» **Task goal**
Write down each entry precisely as given.

*** Source material

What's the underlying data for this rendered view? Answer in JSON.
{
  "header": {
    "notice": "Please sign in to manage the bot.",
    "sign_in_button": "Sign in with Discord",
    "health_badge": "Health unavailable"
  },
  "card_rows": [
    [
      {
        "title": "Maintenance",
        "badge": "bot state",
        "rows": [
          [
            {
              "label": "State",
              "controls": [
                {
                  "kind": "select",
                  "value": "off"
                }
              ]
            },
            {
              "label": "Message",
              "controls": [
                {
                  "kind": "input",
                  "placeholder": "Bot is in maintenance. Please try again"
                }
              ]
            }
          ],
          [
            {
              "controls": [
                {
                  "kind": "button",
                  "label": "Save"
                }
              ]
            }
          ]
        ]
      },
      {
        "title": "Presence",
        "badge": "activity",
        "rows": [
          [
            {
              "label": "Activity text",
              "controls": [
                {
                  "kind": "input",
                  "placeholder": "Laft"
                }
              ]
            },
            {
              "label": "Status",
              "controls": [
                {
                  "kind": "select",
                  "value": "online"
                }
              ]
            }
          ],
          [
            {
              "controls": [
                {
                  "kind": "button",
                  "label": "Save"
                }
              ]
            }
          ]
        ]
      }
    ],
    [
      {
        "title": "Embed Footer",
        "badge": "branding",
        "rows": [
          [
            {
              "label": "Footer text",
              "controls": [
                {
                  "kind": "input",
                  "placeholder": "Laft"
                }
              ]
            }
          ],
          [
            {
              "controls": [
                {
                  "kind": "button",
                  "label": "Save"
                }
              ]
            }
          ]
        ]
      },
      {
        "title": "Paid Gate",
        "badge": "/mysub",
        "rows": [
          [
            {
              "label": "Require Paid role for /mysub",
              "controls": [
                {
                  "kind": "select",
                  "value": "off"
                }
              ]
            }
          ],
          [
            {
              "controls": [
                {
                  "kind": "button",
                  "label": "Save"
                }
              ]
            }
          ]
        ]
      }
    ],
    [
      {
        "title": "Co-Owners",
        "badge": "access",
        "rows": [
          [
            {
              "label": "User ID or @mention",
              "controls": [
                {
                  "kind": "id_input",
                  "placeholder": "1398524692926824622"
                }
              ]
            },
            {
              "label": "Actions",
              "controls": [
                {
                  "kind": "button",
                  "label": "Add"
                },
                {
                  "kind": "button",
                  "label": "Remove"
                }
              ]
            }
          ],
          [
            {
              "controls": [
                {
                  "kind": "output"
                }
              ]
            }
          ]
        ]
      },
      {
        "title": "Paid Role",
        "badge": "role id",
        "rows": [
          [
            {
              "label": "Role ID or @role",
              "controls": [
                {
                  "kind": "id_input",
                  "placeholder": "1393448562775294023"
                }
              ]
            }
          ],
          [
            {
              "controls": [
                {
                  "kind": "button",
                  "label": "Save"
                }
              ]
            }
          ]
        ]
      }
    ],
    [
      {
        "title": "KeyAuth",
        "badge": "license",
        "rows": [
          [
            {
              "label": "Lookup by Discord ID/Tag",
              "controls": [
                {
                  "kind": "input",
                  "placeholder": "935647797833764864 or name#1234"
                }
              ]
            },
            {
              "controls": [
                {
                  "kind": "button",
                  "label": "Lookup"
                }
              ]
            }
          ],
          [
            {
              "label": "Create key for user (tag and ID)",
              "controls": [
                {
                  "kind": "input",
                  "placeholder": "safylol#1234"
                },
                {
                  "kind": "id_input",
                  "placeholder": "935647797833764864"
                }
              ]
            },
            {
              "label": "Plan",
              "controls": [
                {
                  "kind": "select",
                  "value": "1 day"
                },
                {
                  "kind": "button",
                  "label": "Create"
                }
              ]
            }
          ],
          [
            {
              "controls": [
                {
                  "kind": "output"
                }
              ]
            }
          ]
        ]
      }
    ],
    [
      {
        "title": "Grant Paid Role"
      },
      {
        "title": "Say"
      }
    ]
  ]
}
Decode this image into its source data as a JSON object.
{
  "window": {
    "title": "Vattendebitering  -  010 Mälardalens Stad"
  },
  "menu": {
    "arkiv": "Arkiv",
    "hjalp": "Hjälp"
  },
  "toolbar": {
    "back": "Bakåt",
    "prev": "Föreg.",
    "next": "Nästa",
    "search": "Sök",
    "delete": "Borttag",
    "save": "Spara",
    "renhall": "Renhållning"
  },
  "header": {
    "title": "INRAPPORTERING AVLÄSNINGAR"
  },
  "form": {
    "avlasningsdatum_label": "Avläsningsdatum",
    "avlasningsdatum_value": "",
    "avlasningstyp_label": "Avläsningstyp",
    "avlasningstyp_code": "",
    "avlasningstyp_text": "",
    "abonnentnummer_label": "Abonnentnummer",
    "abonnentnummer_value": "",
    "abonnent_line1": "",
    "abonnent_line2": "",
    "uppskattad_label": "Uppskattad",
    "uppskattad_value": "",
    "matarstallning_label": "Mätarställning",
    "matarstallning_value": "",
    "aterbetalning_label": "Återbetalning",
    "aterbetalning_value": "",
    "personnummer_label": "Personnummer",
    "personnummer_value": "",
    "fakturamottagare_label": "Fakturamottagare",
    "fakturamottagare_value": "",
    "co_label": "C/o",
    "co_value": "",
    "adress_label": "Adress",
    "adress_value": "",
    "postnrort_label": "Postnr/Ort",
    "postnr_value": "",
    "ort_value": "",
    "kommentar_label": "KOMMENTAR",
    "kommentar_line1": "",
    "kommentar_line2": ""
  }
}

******

» **Solution for this task**
What's the underlying data for this rendered view? Answer in JSON.
{
  "header": {
    "notice": "Please sign in to manage the bot.",
    "sign_in_button": "Sign in with Discord",
    "health_badge": "Health unavailable"
  },
  "card_rows": [
    [
      {
        "title": "Maintenance",
        "badge": "bot state",
        "rows": [
          [
            {
              "label": "State",
              "controls": [
                {
                  "kind": "select",
                  "value": "off"
                }
              ]
            },
            {
              "label": "Message",
              "controls": [
                {
                  "kind": "input",
                  "placeholder": "Bot is in maintenance. Please try again"
                }
              ]
            }
          ],
          [
            {
              "controls": [
                {
                  "kind": "button",
                  "label": "Save"
                }
              ]
            }
          ]
        ]
      },
      {
        "title": "Presence",
        "badge": "activity",
        "rows": [
          [
            {
              "label": "Activity text",
              "controls": [
                {
                  "kind": "input",
                  "placeholder": "Laft"
                }
              ]
            },
            {
              "label": "Status",
              "controls": [
                {
                  "kind": "select",
                  "value": "online"
                }
              ]
            }
          ],
          [
            {
              "controls": [
                {
                  "kind": "button",
                  "label": "Save"
                }
              ]
            }
          ]
        ]
      }
    ],
    [
      {
        "title": "Embed Footer",
        "badge": "branding",
        "rows": [
          [
            {
              "label": "Footer text",
              "controls": [
                {
                  "kind": "input",
                  "placeholder": "Laft"
                }
              ]
            }
          ],
          [
            {
              "controls": [
                {
                  "kind": "button",
                  "label": "Save"
                }
              ]
            }
          ]
        ]
      },
      {
        "title": "Paid Gate",
        "badge": "/mysub",
        "rows": [
          [
            {
              "label": "Require Paid role for /mysub",
              "controls": [
                {
                  "kind": "select",
                  "value": "off"
                }
              ]
            }
          ],
          [
            {
              "controls": [
                {
                  "kind": "button",
                  "label": "Save"
                }
              ]
            }
          ]
        ]
      }
    ],
    [
      {
        "title": "Co-Owners",
        "badge": "access",
        "rows": [
          [
            {
              "label": "User ID or @mention",
              "controls": [
                {
                  "kind": "id_input",
                  "placeholder": "1398524692926824622"
                }
              ]
            },
            {
              "label": "Actions",
              "controls": [
                {
                  "kind": "button",
                  "label": "Add"
                },
                {
                  "kind": "button",
                  "label": "Remove"
                }
              ]
            }
          ],
          [
            {
              "controls": [
                {
                  "kind": "output"
                }
              ]
            }
          ]
        ]
      },
      {
        "title": "Paid Role",
        "badge": "role id",
        "rows": [
          [
            {
              "label": "Role ID or @role",
              "controls": [
                {
                  "kind": "id_input",
                  "placeholder": "1393448562775294023"
                }
              ]
            }
          ],
          [
            {
              "controls": [
                {
                  "kind": "button",
                  "label": "Save"
                }
              ]
            }
          ]
        ]
      }
    ],
    [
      {
        "title": "KeyAuth",
        "badge": "license",
        "rows": [
          [
            {
              "label": "Lookup by Discord ID/Tag",
              "controls": [
                {
                  "kind": "input",
                  "placeholder": "935647797833764864 or name#1234"
                }
              ]
            },
            {
              "controls": [
                {
                  "kind": "button",
                  "label": "Lookup"
                }
              ]
            }
          ],
          [
            {
              "label": "Create key for user (tag and ID)",
              "controls": [
                {
                  "kind": "input",
                  "placeholder": "safylol#1234"
                },
                {
                  "kind": "id_input",
                  "placeholder": "935647797833764864"
                }
              ]
            },
            {
              "label": "Plan",
              "controls": [
                {
                  "kind": "select",
                  "value": "1 day"
                },
                {
                  "kind": "button",
                  "label": "Create"
                }
              ]
            }
          ],
          [
            {
              "controls": [
                {
                  "kind": "output"
                }
              ]
            }
          ]
        ]
      }
    ],
    [
      {
        "title": "Grant Paid Role"
      },
      {
        "title": "Say"
      }
    ]
  ]
}
Decode this image into its source data as a JSON object.
{
  "window": {
    "title": "Vattendebitering  -  010 Mälardalens Stad"
  },
  "menu": {
    "arkiv": "Arkiv",
    "hjalp": "Hjälp"
  },
  "toolbar": {
    "back": "Bakåt",
    "prev": "Föreg.",
    "next": "Nästa",
    "search": "Sök",
    "delete": "Borttag",
    "save": "Spara",
    "renhall": "Renhållning"
  },
  "header": {
    "title": "INRAPPORTERING AVLÄSNINGAR"
  },
  "form": {
    "avlasningsdatum_label": "Avläsningsdatum",
    "avlasningsdatum_value": "",
    "avlasningstyp_label": "Avläsningstyp",
    "avlasningstyp_code": "",
    "avlasningstyp_text": "",
    "abonnentnummer_label": "Abonnentnummer",
    "abonnentnummer_value": "",
    "abonnent_line1": "",
    "abonnent_line2": "",
    "uppskattad_label": "Uppskattad",
    "uppskattad_value": "",
    "matarstallning_label": "Mätarställning",
    "matarstallning_value": "",
    "aterbetalning_label": "Återbetalning",
    "aterbetalning_value": "",
    "personnummer_label": "Personnummer",
    "personnummer_value": "",
    "fakturamottagare_label": "Fakturamottagare",
    "fakturamottagare_value": "",
    "co_label": "C/o",
    "co_value": "",
    "adress_label": "Adress",
    "adress_value": "",
    "postnrort_label": "Postnr/Ort",
    "postnr_value": "",
    "ort_value": "",
    "kommentar_label": "KOMMENTAR",
    "kommentar_line1": "",
    "kommentar_line2": ""
  }
}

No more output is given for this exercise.